• **BRIEF**:
From the entries that follow, copy every line with the word "this".

- Opening Delimiter -

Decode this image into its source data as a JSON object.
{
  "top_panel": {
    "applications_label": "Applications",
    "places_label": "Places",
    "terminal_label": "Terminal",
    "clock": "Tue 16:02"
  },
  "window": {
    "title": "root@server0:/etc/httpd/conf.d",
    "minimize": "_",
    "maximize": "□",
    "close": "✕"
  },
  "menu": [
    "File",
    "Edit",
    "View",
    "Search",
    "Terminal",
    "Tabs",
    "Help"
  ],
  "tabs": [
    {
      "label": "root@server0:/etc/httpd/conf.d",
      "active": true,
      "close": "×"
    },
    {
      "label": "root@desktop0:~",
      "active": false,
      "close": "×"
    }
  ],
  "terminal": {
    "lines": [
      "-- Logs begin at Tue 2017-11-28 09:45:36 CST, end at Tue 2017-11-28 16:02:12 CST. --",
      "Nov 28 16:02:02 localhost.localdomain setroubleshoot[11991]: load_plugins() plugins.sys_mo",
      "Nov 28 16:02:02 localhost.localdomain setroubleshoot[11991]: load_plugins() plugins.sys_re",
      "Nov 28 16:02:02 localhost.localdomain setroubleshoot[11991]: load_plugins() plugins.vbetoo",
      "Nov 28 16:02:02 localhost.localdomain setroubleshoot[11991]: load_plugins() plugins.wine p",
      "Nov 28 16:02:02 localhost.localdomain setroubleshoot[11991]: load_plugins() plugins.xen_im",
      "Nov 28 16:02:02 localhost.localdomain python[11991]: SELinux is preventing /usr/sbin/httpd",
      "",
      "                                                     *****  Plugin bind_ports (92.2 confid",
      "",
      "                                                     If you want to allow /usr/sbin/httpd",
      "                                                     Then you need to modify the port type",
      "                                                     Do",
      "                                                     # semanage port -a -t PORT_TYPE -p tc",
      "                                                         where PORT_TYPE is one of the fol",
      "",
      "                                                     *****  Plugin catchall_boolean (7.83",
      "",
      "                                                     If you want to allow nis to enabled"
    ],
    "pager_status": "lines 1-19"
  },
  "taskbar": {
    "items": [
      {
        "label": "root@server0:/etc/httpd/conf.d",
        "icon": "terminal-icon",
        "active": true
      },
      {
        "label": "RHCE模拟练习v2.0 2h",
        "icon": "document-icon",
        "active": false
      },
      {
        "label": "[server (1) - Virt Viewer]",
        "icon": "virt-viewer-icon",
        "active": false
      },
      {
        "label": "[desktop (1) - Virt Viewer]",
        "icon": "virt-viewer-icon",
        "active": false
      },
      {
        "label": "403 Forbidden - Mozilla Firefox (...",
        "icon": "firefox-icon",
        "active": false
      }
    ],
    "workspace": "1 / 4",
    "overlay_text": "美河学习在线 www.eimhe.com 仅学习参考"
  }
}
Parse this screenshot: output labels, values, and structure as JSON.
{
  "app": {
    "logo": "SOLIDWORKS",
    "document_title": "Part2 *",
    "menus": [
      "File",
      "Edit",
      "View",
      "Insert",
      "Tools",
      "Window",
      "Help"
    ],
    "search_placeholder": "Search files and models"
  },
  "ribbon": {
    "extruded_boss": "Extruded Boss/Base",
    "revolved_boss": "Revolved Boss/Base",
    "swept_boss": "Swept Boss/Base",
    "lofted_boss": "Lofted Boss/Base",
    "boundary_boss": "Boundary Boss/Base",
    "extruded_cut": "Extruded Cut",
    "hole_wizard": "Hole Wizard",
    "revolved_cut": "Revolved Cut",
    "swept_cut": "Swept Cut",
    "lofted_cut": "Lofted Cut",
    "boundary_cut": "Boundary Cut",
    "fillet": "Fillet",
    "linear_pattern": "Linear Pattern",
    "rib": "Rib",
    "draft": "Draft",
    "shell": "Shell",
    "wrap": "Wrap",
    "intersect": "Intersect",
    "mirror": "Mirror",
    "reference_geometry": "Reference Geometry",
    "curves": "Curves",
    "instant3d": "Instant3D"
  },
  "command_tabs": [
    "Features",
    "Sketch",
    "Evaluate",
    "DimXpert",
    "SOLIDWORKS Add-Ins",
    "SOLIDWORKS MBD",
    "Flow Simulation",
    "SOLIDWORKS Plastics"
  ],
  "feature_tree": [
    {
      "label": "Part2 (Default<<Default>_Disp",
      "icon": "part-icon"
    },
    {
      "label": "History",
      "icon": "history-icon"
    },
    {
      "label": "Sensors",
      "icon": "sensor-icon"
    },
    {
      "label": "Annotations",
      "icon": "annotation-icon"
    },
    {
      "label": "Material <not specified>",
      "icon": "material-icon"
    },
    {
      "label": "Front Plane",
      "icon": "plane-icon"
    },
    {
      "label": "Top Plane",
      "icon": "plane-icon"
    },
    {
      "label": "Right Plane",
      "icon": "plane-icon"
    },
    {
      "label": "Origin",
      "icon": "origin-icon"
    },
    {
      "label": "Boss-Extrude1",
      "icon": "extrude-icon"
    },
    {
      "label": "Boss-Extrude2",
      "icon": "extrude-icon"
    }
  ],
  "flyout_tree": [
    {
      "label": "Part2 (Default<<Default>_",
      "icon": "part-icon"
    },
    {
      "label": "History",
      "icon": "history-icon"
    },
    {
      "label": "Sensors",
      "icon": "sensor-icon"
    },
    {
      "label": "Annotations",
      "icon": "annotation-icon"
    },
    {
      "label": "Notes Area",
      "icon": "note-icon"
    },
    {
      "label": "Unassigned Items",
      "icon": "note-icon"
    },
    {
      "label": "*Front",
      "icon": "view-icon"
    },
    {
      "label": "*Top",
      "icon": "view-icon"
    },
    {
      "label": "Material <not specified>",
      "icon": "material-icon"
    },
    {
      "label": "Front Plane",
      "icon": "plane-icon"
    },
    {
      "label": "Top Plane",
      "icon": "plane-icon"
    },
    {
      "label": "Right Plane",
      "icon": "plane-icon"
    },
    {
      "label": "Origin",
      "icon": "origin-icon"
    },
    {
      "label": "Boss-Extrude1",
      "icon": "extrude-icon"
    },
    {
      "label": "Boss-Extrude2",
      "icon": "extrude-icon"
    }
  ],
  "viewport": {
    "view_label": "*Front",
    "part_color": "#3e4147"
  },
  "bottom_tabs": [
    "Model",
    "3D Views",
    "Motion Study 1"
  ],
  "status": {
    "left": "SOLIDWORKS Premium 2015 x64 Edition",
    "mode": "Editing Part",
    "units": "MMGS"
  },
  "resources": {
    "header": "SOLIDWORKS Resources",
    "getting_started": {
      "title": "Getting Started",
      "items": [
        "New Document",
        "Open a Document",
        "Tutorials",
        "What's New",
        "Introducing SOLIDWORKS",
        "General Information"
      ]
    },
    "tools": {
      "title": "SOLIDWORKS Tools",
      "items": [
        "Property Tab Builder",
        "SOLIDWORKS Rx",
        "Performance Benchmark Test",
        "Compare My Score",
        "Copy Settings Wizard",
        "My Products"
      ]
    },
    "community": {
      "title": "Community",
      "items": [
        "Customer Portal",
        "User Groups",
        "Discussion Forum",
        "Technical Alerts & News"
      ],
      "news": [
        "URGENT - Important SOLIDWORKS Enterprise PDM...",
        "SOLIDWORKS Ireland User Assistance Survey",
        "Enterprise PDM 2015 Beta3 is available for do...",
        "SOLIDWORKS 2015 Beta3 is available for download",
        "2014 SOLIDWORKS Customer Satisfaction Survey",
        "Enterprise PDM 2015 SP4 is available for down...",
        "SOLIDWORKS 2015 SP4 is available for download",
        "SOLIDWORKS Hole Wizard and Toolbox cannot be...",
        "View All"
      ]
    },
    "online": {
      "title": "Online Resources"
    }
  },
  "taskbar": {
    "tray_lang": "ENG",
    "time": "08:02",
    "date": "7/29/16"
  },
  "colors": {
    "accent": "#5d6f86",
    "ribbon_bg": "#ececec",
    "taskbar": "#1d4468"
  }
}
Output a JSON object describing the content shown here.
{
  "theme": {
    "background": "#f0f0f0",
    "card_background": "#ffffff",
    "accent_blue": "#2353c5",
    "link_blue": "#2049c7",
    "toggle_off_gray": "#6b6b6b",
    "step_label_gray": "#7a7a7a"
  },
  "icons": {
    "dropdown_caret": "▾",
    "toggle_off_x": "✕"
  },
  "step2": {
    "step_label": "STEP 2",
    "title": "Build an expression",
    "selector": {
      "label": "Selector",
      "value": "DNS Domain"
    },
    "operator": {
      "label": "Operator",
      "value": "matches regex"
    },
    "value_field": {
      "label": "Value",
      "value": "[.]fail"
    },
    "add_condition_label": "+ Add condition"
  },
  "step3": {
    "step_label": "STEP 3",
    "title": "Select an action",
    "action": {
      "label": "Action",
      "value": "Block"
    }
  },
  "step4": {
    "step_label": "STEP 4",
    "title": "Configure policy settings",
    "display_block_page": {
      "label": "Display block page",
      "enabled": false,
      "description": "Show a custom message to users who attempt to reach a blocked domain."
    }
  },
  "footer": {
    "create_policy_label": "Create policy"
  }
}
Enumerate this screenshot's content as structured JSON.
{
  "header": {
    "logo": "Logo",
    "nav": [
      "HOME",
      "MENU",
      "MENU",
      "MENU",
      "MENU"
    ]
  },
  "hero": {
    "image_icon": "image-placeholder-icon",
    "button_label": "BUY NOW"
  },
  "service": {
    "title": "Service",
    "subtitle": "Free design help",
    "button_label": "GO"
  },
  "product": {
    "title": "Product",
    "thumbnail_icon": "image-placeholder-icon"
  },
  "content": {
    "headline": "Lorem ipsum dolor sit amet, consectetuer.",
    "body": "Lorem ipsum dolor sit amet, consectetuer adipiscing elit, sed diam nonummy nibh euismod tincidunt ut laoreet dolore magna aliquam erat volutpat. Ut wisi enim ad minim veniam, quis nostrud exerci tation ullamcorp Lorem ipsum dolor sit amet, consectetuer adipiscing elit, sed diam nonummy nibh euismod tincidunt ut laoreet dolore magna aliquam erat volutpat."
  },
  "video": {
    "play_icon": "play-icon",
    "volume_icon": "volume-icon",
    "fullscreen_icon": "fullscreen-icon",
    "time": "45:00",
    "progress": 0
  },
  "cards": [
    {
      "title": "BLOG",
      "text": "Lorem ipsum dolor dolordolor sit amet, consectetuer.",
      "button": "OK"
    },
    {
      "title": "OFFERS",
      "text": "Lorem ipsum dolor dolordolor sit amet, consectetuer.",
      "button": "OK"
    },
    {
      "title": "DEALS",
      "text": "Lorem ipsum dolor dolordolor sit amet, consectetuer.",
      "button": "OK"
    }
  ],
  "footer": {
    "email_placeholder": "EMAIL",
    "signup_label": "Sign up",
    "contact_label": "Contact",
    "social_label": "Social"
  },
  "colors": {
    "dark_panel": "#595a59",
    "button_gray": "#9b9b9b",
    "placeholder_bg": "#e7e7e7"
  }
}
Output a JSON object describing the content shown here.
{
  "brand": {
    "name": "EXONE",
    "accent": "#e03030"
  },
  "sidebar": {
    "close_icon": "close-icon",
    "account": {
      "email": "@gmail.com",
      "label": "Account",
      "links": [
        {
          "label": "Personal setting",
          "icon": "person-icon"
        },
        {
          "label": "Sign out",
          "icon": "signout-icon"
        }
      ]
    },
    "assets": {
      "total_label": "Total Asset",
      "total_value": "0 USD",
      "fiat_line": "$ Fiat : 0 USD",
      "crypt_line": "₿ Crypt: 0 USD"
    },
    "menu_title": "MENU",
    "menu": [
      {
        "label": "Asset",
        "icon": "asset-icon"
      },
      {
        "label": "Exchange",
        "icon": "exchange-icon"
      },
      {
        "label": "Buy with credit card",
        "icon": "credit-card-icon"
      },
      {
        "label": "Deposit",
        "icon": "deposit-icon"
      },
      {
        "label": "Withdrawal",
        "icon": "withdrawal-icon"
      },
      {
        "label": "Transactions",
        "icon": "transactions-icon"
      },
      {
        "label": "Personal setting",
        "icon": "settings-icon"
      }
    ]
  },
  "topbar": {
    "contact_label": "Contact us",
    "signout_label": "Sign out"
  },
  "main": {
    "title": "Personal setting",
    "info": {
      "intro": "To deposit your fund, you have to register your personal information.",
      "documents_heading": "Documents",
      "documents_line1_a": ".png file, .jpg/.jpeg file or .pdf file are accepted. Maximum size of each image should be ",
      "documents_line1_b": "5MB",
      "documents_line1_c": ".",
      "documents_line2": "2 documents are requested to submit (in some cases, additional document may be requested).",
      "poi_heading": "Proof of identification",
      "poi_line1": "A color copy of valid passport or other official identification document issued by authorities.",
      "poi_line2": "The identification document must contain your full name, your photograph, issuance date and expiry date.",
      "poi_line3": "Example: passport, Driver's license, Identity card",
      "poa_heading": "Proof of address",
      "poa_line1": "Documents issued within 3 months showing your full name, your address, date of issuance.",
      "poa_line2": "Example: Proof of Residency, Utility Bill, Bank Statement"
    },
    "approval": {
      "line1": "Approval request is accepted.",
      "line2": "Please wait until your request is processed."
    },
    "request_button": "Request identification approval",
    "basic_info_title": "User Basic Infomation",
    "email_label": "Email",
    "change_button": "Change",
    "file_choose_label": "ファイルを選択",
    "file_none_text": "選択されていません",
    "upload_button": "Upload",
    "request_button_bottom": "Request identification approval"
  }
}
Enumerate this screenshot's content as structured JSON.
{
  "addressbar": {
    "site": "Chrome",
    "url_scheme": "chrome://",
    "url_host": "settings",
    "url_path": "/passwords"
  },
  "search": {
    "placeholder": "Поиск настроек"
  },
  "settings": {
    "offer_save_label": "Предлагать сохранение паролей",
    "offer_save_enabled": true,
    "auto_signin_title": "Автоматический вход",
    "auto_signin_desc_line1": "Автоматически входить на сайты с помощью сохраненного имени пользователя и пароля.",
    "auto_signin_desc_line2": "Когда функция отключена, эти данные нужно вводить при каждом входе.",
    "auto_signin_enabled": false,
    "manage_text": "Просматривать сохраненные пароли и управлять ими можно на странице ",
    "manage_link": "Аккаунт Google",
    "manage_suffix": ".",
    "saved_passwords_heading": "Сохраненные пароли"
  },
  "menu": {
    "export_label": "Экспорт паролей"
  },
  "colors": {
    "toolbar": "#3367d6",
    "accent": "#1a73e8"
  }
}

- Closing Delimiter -

• **TASK SOLUTION**:
Decode this image into its source data as a JSON object.
Parse this screenshot: output labels, values, and structure as JSON.
Enumerate this screenshot's content as structured JSON.
Enumerate this screenshot's content as structured JSON.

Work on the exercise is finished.